— Records for the exercise —
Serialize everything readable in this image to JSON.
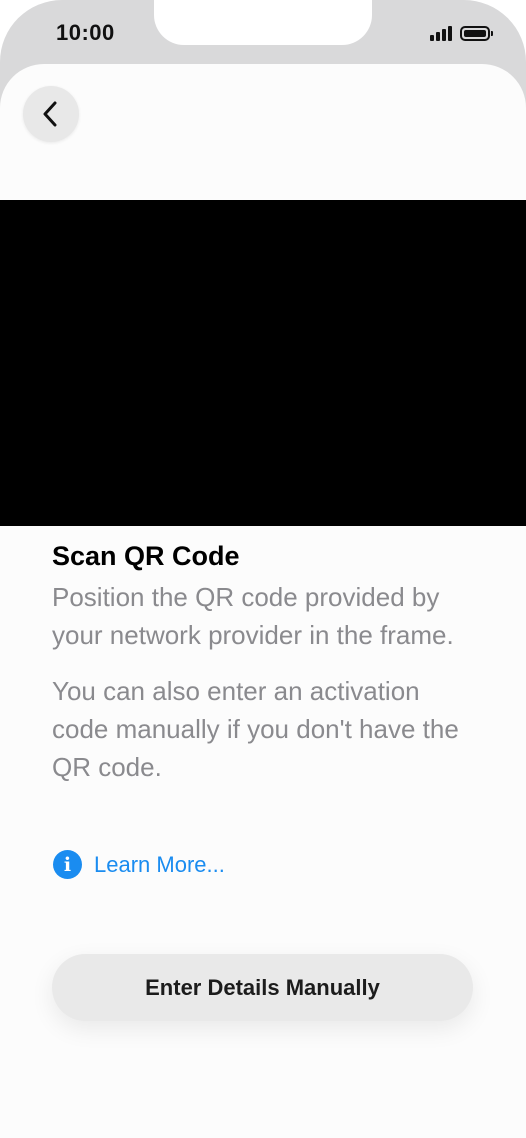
{
  "status_bar": {
    "time": "10:00",
    "icons": [
      "cellular-signal-icon",
      "battery-icon"
    ]
  },
  "nav": {
    "back_icon": "chevron-left-icon"
  },
  "scan": {
    "title": "Scan QR Code",
    "description": "Position the QR code provided by your network provider in the frame.",
    "manual_hint": "You can also enter an activation code manually if you don't have the QR code.",
    "learn_more_icon": "info-icon",
    "learn_more_label": "Learn More...",
    "manual_button_label": "Enter Details Manually"
  },
  "colors": {
    "accent": "#1a8cf0",
    "camera_view": "#000000",
    "secondary_text": "#8a8a8e",
    "bezel": "#d9d9da"
  }
}
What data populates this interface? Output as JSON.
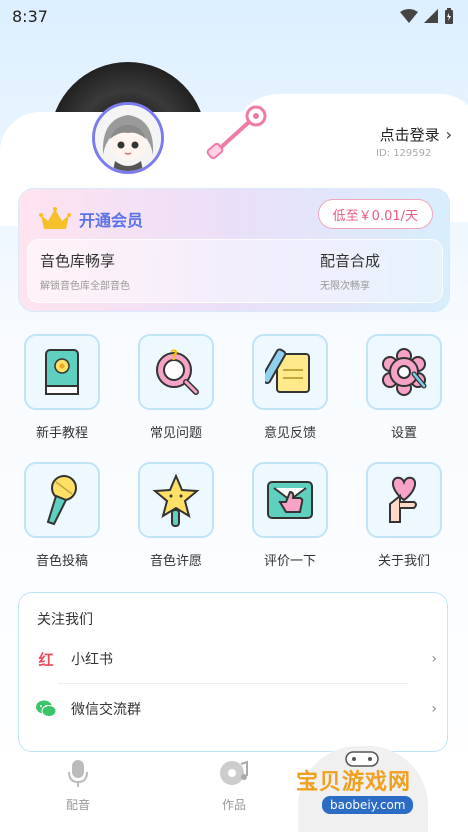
{
  "status_bar": {
    "time": "8:37"
  },
  "profile": {
    "login_label": "点击登录",
    "user_id": "ID: 129592"
  },
  "vip": {
    "title": "开通会员",
    "price_button": "低至￥0.01/天",
    "perks": [
      {
        "title": "音色库畅享",
        "subtitle": "解锁音色库全部音色"
      },
      {
        "title": "配音合成",
        "subtitle": "无限次畅享"
      }
    ]
  },
  "menu": [
    {
      "label": "新手教程",
      "icon": "book-icon"
    },
    {
      "label": "常见问题",
      "icon": "question-icon"
    },
    {
      "label": "意见反馈",
      "icon": "feedback-icon"
    },
    {
      "label": "设置",
      "icon": "gear-icon"
    },
    {
      "label": "音色投稿",
      "icon": "microphone-icon"
    },
    {
      "label": "音色许愿",
      "icon": "star-wand-icon"
    },
    {
      "label": "评价一下",
      "icon": "thumbs-up-icon"
    },
    {
      "label": "关于我们",
      "icon": "heart-hand-icon"
    }
  ],
  "follow": {
    "title": "关注我们",
    "items": [
      {
        "label": "小红书",
        "icon": "xiaohongshu-icon",
        "badge": "红"
      },
      {
        "label": "微信交流群",
        "icon": "wechat-icon"
      }
    ]
  },
  "tabs": [
    {
      "label": "配音",
      "icon": "microphone-tab-icon"
    },
    {
      "label": "作品",
      "icon": "music-disc-icon"
    }
  ],
  "watermark": {
    "text": "宝贝游戏网",
    "url": "baobeiy.com"
  },
  "colors": {
    "accent": "#5b72ea",
    "price": "#e85a82",
    "icon_border": "#bfe4f6"
  }
}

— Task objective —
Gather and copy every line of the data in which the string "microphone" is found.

— Reply —
      "icon": "microphone-icon"
      "icon": "microphone-tab-icon"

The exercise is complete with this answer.